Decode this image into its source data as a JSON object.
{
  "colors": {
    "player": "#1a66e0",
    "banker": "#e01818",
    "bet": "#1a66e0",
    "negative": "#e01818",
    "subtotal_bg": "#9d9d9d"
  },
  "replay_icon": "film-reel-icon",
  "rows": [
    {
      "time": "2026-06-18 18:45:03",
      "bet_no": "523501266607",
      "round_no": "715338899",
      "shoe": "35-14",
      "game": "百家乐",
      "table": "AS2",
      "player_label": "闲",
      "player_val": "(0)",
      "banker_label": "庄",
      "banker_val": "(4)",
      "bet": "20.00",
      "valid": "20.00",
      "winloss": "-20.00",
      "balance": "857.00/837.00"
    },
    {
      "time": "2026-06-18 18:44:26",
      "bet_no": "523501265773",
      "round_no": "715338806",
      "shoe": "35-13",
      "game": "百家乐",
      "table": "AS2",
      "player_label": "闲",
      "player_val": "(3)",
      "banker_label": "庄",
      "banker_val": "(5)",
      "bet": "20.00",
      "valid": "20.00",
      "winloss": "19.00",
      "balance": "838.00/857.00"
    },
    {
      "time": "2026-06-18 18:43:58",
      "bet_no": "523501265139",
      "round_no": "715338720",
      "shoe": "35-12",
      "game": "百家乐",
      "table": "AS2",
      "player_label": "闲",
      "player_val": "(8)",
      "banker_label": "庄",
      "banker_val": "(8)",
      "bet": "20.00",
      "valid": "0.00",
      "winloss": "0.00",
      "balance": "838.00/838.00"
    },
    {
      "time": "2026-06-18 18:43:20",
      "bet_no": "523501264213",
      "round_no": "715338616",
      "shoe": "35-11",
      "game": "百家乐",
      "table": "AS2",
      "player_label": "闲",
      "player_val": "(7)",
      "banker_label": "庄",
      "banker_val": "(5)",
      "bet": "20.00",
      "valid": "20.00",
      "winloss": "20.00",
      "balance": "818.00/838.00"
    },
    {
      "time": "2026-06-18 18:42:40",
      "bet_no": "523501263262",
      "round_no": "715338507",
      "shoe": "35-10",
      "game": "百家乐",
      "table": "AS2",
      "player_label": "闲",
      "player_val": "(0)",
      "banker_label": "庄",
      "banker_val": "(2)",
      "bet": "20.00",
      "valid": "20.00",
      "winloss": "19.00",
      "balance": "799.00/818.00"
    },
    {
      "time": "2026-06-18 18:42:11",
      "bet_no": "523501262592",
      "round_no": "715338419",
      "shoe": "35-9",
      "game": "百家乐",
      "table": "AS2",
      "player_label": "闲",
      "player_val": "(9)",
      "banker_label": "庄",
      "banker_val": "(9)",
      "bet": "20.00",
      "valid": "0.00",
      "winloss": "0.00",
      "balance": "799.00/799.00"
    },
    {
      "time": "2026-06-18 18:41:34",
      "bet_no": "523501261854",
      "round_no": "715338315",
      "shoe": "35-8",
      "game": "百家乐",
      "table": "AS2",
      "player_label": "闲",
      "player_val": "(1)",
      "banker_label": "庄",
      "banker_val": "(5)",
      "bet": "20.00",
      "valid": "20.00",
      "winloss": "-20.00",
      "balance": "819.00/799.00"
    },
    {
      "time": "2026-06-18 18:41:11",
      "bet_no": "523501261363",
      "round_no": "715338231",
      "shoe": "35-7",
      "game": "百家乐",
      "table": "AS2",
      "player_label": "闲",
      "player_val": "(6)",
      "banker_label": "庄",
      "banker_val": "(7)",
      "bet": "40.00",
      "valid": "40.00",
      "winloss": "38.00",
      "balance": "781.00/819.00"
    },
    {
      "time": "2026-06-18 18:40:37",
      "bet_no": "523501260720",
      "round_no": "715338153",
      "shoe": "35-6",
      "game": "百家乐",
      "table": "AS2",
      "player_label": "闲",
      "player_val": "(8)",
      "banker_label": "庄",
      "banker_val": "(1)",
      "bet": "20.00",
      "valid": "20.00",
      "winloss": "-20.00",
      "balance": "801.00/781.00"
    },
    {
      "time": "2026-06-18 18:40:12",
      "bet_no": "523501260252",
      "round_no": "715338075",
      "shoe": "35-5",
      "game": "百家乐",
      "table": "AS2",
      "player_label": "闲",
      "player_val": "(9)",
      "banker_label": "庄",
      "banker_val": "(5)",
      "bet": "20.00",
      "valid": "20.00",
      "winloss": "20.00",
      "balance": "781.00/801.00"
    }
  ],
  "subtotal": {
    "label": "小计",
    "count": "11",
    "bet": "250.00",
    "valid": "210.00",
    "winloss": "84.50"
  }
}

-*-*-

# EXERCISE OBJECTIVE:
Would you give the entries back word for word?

# PROBLEM SOLUTION:
Decode this image into its source data as a JSON object.
{
  "colors": {
    "player": "#1a66e0",
    "banker": "#e01818",
    "bet": "#1a66e0",
    "negative": "#e01818",
    "subtotal_bg": "#9d9d9d"
  },
  "replay_icon": "film-reel-icon",
  "rows": [
    {
      "time": "2026-06-18 18:45:03",
      "bet_no": "523501266607",
      "round_no": "715338899",
      "shoe": "35-14",
      "game": "百家乐",
      "table": "AS2",
      "player_label": "闲",
      "player_val": "(0)",
      "banker_label": "庄",
      "banker_val": "(4)",
      "bet": "20.00",
      "valid": "20.00",
      "winloss": "-20.00",
      "balance": "857.00/837.00"
    },
    {
      "time": "2026-06-18 18:44:26",
      "bet_no": "523501265773",
      "round_no": "715338806",
      "shoe": "35-13",
      "game": "百家乐",
      "table": "AS2",
      "player_label": "闲",
      "player_val": "(3)",
      "banker_label": "庄",
      "banker_val": "(5)",
      "bet": "20.00",
      "valid": "20.00",
      "winloss": "19.00",
      "balance": "838.00/857.00"
    },
    {
      "time": "2026-06-18 18:43:58",
      "bet_no": "523501265139",
      "round_no": "715338720",
      "shoe": "35-12",
      "game": "百家乐",
      "table": "AS2",
      "player_label": "闲",
      "player_val": "(8)",
      "banker_label": "庄",
      "banker_val": "(8)",
      "bet": "20.00",
      "valid": "0.00",
      "winloss": "0.00",
      "balance": "838.00/838.00"
    },
    {
      "time": "2026-06-18 18:43:20",
      "bet_no": "523501264213",
      "round_no": "715338616",
      "shoe": "35-11",
      "game": "百家乐",
      "table": "AS2",
      "player_label": "闲",
      "player_val": "(7)",
      "banker_label": "庄",
      "banker_val": "(5)",
      "bet": "20.00",
      "valid": "20.00",
      "winloss": "20.00",
      "balance": "818.00/838.00"
    },
    {
      "time": "2026-06-18 18:42:40",
      "bet_no": "523501263262",
      "round_no": "715338507",
      "shoe": "35-10",
      "game": "百家乐",
      "table": "AS2",
      "player_label": "闲",
      "player_val": "(0)",
      "banker_label": "庄",
      "banker_val": "(2)",
      "bet": "20.00",
      "valid": "20.00",
      "winloss": "19.00",
      "balance": "799.00/818.00"
    },
    {
      "time": "2026-06-18 18:42:11",
      "bet_no": "523501262592",
      "round_no": "715338419",
      "shoe": "35-9",
      "game": "百家乐",
      "table": "AS2",
      "player_label": "闲",
      "player_val": "(9)",
      "banker_label": "庄",
      "banker_val": "(9)",
      "bet": "20.00",
      "valid": "0.00",
      "winloss": "0.00",
      "balance": "799.00/799.00"
    },
    {
      "time": "2026-06-18 18:41:34",
      "bet_no": "523501261854",
      "round_no": "715338315",
      "shoe": "35-8",
      "game": "百家乐",
      "table": "AS2",
      "player_label": "闲",
      "player_val": "(1)",
      "banker_label": "庄",
      "banker_val": "(5)",
      "bet": "20.00",
      "valid": "20.00",
      "winloss": "-20.00",
      "balance": "819.00/799.00"
    },
    {
      "time": "2026-06-18 18:41:11",
      "bet_no": "523501261363",
      "round_no": "715338231",
      "shoe": "35-7",
      "game": "百家乐",
      "table": "AS2",
      "player_label": "闲",
      "player_val": "(6)",
      "banker_label": "庄",
      "banker_val": "(7)",
      "bet": "40.00",
      "valid": "40.00",
      "winloss": "38.00",
      "balance": "781.00/819.00"
    },
    {
      "time": "2026-06-18 18:40:37",
      "bet_no": "523501260720",
      "round_no": "715338153",
      "shoe": "35-6",
      "game": "百家乐",
      "table": "AS2",
      "player_label": "闲",
      "player_val": "(8)",
      "banker_label": "庄",
      "banker_val": "(1)",
      "bet": "20.00",
      "valid": "20.00",
      "winloss": "-20.00",
      "balance": "801.00/781.00"
    },
    {
      "time": "2026-06-18 18:40:12",
      "bet_no": "523501260252",
      "round_no": "715338075",
      "shoe": "35-5",
      "game": "百家乐",
      "table": "AS2",
      "player_label": "闲",
      "player_val": "(9)",
      "banker_label": "庄",
      "banker_val": "(5)",
      "bet": "20.00",
      "valid": "20.00",
      "winloss": "20.00",
      "balance": "781.00/801.00"
    }
  ],
  "subtotal": {
    "label": "小计",
    "count": "11",
    "bet": "250.00",
    "valid": "210.00",
    "winloss": "84.50"
  }
}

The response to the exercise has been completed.